Announcing Fog Creek Copilot OneClick

October 7, 2008 | programming, technology
I’m proud to announce that we’ve just shipped Fog Creek Copilot OneClick. You can read about the details at the new Fog Creek Copilot blog, Air Traffic

Debugging objc_msgSend

September 23, 2008 | programming
Hamster Emporium has a great article on how to debug crashes within objc_msgSend. When I first learning Cocoa to write Fog Creek Copilot for Macintosh, I remember my first crash within objc_msgSend leaving me frustrated, as I had absolutely no idea how to proceed. I wish this article had been available then.

Congratulations, Microsoft!

September 8, 2008 | programming, technology
You have successfully discovered Morphic. Can you discover Smalltalk too, as long as you’re at it?

Objective-J and Cappuccino Released As Open-Source

September 4, 2008 | programming
When 280slides was released several months ago, it was notable in several ways. It looked like a native OS X app despite running in the browser, yet remained relatively responsive, worked quite well across browsers, and gracefully fell back to Flash when running on browsers from the Pacific northwest. The designers said that their secret sauce was Objective-J—an Objective-C–like language that compiled to JavaScript—and Cappuccino, a Cocoa-like framework that let them treat a web browswer as just...
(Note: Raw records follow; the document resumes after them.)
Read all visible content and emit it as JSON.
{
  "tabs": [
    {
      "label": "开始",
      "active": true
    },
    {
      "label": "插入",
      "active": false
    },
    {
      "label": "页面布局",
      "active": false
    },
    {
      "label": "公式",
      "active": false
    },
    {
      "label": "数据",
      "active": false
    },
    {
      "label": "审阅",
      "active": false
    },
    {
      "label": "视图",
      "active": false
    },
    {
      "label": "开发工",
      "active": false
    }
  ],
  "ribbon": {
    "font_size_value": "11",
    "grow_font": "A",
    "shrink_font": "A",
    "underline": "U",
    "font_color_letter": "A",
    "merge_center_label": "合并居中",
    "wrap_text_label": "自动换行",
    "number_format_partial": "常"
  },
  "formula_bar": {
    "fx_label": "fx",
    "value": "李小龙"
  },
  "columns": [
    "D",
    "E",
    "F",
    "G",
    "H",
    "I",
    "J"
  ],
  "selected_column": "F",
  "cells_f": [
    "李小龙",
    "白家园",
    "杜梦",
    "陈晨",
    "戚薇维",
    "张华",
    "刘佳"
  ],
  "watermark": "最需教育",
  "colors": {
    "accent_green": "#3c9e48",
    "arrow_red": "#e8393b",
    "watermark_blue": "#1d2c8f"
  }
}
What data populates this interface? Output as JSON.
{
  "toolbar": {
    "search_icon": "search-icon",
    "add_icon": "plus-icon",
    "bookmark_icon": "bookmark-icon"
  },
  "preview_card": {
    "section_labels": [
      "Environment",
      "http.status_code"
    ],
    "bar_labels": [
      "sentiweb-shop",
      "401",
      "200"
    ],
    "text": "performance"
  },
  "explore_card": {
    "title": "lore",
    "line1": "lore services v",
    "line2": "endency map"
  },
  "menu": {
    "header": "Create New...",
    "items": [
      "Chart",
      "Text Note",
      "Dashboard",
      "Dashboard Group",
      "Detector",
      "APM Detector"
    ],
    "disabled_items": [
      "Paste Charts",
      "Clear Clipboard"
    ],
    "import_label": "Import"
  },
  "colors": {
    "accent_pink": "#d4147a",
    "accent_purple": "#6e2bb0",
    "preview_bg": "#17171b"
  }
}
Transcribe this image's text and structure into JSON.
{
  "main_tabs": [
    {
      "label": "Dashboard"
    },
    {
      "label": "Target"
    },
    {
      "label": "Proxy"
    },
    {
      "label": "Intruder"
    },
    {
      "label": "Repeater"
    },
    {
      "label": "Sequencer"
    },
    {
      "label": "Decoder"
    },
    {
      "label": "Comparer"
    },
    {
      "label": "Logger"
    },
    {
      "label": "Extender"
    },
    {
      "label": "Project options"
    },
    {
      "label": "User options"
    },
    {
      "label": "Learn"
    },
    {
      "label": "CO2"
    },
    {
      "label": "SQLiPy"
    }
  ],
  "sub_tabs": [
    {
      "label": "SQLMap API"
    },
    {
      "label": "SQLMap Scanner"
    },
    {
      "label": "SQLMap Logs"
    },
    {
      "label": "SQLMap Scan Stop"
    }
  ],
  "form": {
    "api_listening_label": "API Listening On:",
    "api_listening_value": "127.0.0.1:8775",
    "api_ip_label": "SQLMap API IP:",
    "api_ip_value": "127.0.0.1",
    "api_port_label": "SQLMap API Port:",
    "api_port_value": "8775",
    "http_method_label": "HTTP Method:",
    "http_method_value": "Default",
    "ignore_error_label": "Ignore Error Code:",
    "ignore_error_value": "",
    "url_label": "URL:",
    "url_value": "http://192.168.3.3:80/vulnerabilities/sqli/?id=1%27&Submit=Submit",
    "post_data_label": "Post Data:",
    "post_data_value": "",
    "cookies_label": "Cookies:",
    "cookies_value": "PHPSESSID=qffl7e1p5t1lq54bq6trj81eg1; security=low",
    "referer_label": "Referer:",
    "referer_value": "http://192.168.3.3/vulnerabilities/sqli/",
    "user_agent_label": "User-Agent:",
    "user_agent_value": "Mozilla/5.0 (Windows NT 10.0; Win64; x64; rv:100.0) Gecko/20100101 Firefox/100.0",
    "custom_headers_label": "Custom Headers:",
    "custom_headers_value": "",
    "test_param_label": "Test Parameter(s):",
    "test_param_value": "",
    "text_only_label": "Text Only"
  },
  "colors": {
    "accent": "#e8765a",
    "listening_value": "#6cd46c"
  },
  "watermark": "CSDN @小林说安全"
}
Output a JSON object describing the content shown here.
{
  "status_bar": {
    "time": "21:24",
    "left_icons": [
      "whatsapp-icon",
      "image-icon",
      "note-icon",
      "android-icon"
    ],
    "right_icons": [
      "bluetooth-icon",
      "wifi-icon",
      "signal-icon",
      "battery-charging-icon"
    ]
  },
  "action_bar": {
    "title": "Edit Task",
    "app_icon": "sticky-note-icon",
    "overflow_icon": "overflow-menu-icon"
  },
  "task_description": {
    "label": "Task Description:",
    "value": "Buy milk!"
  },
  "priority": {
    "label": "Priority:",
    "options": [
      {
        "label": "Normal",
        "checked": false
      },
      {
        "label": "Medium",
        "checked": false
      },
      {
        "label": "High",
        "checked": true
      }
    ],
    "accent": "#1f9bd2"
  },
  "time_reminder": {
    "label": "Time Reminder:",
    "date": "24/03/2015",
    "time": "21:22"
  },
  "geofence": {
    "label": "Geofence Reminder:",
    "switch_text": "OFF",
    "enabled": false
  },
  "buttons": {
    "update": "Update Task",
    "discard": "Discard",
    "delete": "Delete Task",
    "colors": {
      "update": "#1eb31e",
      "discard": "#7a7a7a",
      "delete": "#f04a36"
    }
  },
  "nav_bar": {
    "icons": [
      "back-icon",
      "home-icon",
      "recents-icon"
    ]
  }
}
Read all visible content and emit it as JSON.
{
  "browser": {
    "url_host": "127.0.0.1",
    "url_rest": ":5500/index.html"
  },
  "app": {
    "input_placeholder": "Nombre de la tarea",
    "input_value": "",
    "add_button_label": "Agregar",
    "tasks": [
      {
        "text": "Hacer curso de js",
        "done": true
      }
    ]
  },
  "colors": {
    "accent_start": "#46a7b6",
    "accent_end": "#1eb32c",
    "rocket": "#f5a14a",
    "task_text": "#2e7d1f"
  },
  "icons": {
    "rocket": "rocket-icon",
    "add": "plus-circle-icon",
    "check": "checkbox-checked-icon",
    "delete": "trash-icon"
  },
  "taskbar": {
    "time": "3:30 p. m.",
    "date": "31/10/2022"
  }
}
An Overview of Python's Underscore Methods

July 2, 2008 | programming
I’ve never been an especially big fan of Python—faster but less powerful than Ruby, slower and less powerful than Smalltalk and Common Lisp, and not as usefully grungy as Perl—but I’ve become a rather strong pragmatist vis-à-vis programming languages, and realize that Python probably isn’t going anywhere anytime soon, so I’ve been trying to improve my proficiency through activities such as Django Dash (which Tyler and I won) and small coding projects, such as the one-off tasks I have to do at...

The End of MySQL (Updated)

April 17, 2008 | programming, technology
Sun has just announced that they will begin close-sourcing MySQL. For years, I’ve avoided MySQL due to a mixture of paranoia (I’ve had extremely bad experiences with MyISAM-backed data stores) and disdain for their shoddy standards compliance (which has bitten me before in nontrivial ways). Now I can also avoid them for not being open-source. My standardization on PostgreSQL for this website feels more rational by the minute. Update: The originally linked article wasn’t quite correct. MySQL AB’s...

The Return of Ada

April 15, 2008 | programming
I’m somehow having a really hard time feeling anything but dread about the prospect of a return of Ada. It seems to bear more than a passing resemblance to the last few seconds of Carrie…

Google App Engine now on Amazon EC2

April 14, 2008 | programming
One of my main complaints about Google App Engine is that it locks you into using Google’s servers and APIs, giving you little recourse if Google decides to terminate either the service or your contract. Well, good news: that’s changed—somewhat. Chris Anderson has gotten a proof-of-concept App Engine clone running on Amazon’s EC2 service. Because Anderson has done little more than repackage the App Engine SDK for deployment on EC2, it cannot scale the same way that Google-based hosting (or...

A Poor Man's Time Machine

April 12, 2008 | programming, technology
One of the cool new features of Mac OS X Leopard is Time Machine, a really simple backup solution for Mac OS X that not only transparently backs up your data, but also does so with an amazingly ugly GUI that lets you quickly jump back to the way that your documents were at any given point in the past. Unfortunately, Time Machine doesn’t run on my Linux boxes, so I’m forced to come up with an alternative. The good news is that getting a 90% solution is ridiculously easy. On the back-end, all that...

Write Your Own Google Apps

April 8, 2008 | programming
Google has announced Google App Engine, which allows you to write applications that run on Google’s infrastructure. I personally would be a bit nervous using the service for anything important—unlike Amazon S3 and EC2, making your own service-compatible alternatives is not feasible, leaving you inextricably tied to Google—but I suppose it could be useful for certain applications that need high scalability, integration with other Google applications, or both. Note that all 10,000 initial...